What the exercise asks: Using the records beneath, say how many lines contain the word "offset", without comment.

(Dataset records begins)

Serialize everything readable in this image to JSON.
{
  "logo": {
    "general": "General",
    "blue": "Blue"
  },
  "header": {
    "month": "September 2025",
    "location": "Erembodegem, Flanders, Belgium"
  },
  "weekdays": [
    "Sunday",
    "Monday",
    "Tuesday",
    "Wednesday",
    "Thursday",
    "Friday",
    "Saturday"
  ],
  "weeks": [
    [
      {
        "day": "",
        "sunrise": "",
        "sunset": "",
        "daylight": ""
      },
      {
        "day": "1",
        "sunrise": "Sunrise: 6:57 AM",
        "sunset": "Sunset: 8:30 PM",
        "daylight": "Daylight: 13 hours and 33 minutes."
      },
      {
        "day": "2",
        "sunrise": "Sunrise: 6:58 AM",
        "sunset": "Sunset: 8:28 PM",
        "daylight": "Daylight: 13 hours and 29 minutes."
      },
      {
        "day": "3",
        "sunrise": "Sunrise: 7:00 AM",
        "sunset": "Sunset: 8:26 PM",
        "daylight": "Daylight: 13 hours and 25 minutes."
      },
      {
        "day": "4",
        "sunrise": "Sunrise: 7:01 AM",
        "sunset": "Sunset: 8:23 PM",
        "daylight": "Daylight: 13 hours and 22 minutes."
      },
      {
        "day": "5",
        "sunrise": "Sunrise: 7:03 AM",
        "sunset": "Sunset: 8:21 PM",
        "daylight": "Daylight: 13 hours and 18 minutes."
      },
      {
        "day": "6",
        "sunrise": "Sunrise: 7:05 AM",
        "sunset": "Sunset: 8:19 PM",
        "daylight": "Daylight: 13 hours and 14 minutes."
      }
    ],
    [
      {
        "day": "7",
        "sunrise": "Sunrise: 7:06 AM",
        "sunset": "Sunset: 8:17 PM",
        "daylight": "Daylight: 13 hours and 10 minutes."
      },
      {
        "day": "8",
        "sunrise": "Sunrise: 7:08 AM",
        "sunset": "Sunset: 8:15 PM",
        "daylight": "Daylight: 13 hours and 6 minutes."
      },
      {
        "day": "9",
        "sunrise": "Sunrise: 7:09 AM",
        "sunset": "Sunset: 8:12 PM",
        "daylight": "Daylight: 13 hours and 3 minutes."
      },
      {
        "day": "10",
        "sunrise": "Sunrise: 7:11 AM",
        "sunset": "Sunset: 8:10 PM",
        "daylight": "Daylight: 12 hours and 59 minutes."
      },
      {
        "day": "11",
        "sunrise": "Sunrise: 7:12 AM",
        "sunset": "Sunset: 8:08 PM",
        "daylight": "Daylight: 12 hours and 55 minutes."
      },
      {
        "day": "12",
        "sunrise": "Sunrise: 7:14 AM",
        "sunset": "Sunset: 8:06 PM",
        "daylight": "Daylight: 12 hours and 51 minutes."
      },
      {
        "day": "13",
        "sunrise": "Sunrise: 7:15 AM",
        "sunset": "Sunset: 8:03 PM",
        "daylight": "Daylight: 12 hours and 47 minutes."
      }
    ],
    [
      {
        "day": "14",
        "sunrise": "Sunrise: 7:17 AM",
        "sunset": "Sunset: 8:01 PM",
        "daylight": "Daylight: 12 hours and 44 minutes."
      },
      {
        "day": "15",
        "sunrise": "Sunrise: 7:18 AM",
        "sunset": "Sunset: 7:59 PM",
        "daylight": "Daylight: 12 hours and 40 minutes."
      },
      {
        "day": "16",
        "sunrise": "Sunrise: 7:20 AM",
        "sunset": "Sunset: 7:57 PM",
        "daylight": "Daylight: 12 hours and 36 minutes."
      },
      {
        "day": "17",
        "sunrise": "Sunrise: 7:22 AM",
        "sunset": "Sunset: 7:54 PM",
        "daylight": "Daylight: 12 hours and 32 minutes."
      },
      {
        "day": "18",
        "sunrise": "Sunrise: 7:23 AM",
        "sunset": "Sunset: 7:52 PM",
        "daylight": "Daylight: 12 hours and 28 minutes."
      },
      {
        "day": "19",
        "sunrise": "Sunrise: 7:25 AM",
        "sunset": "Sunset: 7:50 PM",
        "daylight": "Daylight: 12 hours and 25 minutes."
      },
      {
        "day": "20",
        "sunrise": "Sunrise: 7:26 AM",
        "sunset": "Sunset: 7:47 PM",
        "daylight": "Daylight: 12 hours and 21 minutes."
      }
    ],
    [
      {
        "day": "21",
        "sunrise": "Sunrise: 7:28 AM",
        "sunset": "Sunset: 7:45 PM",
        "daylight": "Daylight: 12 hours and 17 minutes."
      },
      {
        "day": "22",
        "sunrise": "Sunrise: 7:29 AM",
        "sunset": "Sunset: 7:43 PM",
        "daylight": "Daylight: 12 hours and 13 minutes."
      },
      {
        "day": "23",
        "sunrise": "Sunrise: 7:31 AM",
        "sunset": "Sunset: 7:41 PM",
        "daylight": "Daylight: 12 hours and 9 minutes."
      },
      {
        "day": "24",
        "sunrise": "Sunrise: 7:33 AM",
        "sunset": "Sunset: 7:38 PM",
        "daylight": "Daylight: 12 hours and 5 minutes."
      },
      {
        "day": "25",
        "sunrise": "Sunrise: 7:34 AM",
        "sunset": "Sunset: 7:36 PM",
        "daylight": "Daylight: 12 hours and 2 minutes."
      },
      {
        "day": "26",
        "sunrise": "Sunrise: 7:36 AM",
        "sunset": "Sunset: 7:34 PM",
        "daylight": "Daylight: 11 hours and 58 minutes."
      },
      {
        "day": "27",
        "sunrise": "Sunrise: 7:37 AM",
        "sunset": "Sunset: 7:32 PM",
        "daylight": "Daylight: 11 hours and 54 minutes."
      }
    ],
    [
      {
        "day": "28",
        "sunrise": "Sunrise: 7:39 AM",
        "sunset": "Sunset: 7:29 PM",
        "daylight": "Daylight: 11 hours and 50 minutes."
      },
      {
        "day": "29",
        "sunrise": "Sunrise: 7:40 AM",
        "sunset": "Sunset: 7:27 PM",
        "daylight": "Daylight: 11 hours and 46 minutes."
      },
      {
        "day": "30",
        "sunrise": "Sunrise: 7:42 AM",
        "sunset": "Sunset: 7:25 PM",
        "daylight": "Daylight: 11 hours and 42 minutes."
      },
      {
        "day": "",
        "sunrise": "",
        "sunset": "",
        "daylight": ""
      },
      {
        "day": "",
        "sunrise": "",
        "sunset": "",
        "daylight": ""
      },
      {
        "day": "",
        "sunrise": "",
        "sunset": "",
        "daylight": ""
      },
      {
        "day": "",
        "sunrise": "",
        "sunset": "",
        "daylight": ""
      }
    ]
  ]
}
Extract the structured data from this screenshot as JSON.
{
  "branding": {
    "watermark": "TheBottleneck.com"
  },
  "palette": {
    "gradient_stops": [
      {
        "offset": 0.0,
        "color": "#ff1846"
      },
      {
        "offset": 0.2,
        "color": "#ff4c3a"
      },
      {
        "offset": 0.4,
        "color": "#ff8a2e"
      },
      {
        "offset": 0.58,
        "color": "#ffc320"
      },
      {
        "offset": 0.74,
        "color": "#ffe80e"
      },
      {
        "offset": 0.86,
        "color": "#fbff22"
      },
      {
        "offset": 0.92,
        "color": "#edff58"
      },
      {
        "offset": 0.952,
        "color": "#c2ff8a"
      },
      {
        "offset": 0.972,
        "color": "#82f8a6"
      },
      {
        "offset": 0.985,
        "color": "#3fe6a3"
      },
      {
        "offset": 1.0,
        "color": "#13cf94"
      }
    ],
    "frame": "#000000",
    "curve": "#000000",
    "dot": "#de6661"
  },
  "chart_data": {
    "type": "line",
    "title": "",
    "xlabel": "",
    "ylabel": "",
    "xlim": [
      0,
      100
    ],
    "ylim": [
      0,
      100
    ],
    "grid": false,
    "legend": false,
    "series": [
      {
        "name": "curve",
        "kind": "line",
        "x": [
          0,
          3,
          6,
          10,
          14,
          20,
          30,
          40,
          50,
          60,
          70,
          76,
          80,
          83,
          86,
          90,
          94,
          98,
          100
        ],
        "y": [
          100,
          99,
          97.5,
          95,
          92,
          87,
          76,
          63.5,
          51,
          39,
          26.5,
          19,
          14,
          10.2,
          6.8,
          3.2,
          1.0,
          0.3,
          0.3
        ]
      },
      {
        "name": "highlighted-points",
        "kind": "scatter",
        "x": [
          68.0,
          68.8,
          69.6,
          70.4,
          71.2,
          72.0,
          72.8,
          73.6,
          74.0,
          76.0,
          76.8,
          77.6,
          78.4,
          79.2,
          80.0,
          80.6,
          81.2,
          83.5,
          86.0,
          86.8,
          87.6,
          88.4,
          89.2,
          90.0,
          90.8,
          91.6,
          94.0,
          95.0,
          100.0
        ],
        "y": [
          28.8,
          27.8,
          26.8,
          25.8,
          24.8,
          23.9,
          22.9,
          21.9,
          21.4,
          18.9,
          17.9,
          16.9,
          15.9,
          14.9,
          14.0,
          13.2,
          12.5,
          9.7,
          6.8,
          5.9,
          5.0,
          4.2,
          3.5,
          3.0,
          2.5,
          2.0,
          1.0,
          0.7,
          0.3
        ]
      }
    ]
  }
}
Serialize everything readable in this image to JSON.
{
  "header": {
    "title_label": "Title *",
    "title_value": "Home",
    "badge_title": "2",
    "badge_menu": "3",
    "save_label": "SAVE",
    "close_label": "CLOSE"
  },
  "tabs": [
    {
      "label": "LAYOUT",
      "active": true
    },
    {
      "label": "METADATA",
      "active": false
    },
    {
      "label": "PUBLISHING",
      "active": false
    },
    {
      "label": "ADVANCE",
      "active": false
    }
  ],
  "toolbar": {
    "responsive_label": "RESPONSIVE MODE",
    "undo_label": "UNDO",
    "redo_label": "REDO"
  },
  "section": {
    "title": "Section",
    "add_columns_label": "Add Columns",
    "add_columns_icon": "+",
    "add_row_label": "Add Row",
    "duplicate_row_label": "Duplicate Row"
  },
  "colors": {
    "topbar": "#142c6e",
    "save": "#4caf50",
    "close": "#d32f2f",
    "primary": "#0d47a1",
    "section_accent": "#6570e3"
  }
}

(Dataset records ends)

Answer to this task: 11